A bullsnake, or Pituophis catenifer sayi, is a large, non-venomous constrictor snake. It ranges from roughly 48-100 inches (1.2-2.5 m) in length, which makes it one of the biggest snakes in North America. Bullsnakes range in weight from 4-20 pounds (1.8-3.6 kg), with the average weight thought to be about 8 pounds (3.6 kg). In color, the bullsnake is creamy to a yellowish brown and has black, brown or sometimes reddish splotches on its back. Distinctively, bullsnakes have an enlarged nose shield that is useful for digging and a small ridge between their eyes, which has given them their name.
Geographically, the bullsnake is one of the most common and widely distributed snakes in North America. Its east-to-west range extends from the Atlantic to the Pacific Ocean. This snake is found as far north as Canada and as far south as Mexico and Baja California.
Bullsnakes are comfortable in a lot of different types of habitats. They are most often found in brushy areas that are semi-arid and close to farms. This species also is comfortable, though, in prairies, open forests, sandy areas and rocky deserts and canyons. Almost all of the activity of the bullsnake takes place either on the ground or below it in burrows, but this snake also is a very good climber and is sometimes found high in trees looking for food. These snakes are able to live at elevations as high as 9,000 feet (2,743 m) above sea level.

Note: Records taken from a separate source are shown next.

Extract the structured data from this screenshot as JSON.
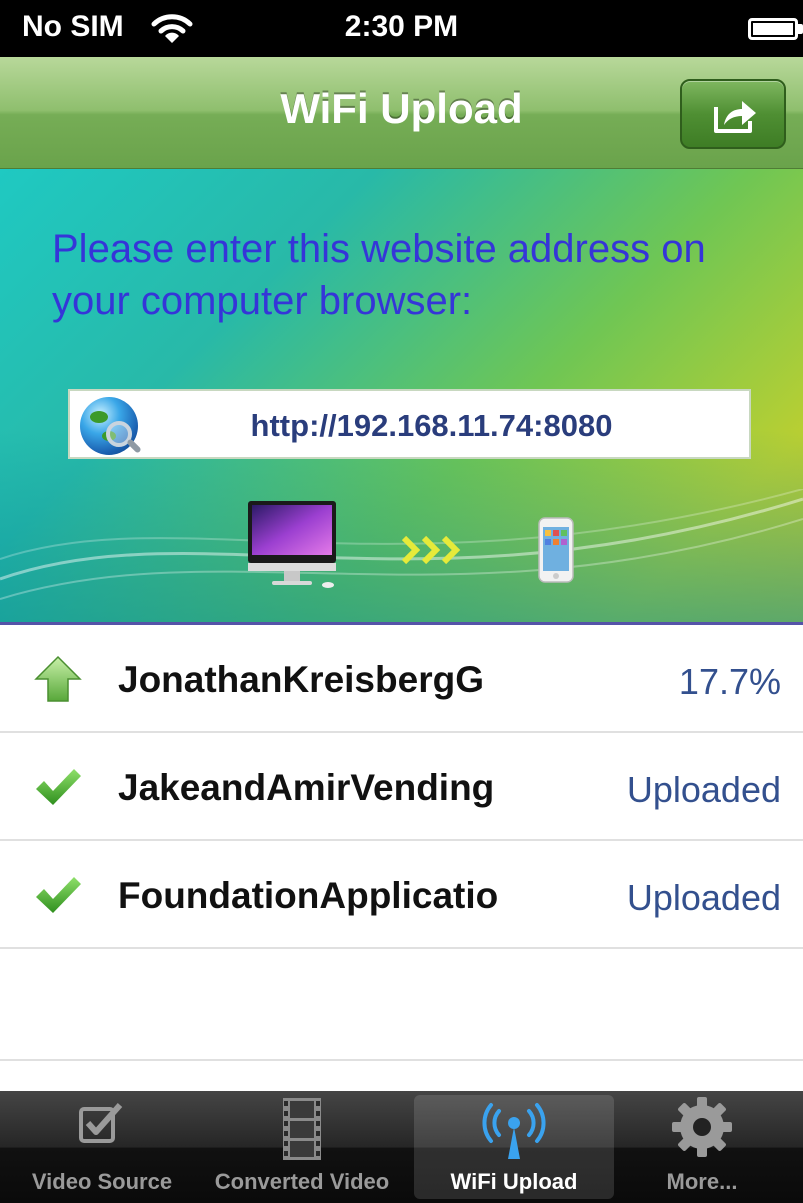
{
  "status_bar": {
    "carrier": "No SIM",
    "time": "2:30 PM"
  },
  "nav": {
    "title": "WiFi Upload",
    "share_icon": "share-icon"
  },
  "banner": {
    "instruction": "Please enter this website address on your computer browser:",
    "url": "http://192.168.11.74:8080",
    "icons": [
      "globe-search-icon",
      "computer-icon",
      "transfer-arrows-icon",
      "phone-icon"
    ]
  },
  "uploads": [
    {
      "name": "JonathanKreisbergG",
      "status": "17.7%",
      "icon": "upload-arrow-icon"
    },
    {
      "name": "JakeandAmirVending",
      "status": "Uploaded",
      "icon": "checkmark-icon"
    },
    {
      "name": "FoundationApplicatio",
      "status": "Uploaded",
      "icon": "checkmark-icon"
    }
  ],
  "tabs": [
    {
      "label": "Video Source",
      "icon": "checkbox-icon",
      "active": false
    },
    {
      "label": "Converted Video",
      "icon": "film-icon",
      "active": false
    },
    {
      "label": "WiFi Upload",
      "icon": "wifi-antenna-icon",
      "active": true
    },
    {
      "label": "More...",
      "icon": "gear-icon",
      "active": false
    }
  ],
  "colors": {
    "nav_green": "#76ad56",
    "instruction_blue": "#3535d8",
    "url_text": "#2a3d7c",
    "status_text": "#33508e"
  }
}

The bullsnake eats only meat. It will hunt mammals that live in burrows, such as squirrels, mice and rabbits, as well as birds that nest on the ground. Lizards and insects also are a food source. Depending on the size of the prey, the bullsnake will either swallow it whole or kill it by constriction. If it eats a large animal, the bullsnake will rest for weeks, because it won’t need to feed again for some time.
Bullsnakes have natural enemies in coyotes, owls and hawks. When cornered or frightened, a bullsnake imitates a rattlesnake. It will flatten its head and produce a hissing sound that comes from shaking its tail in dry grass.
Mating season is in mid-spring to late spring after the snakes emerge from hibernation. Females lay three to 20 eggs in the early to mid-summer, with incubation lasting about 64 to 80 days. The eggs hatch in late summer or early fall. Newly-hatched bullsnakes are about 12-18 inches (30-46 cm) long. Neither parent provides care for the hatchlings.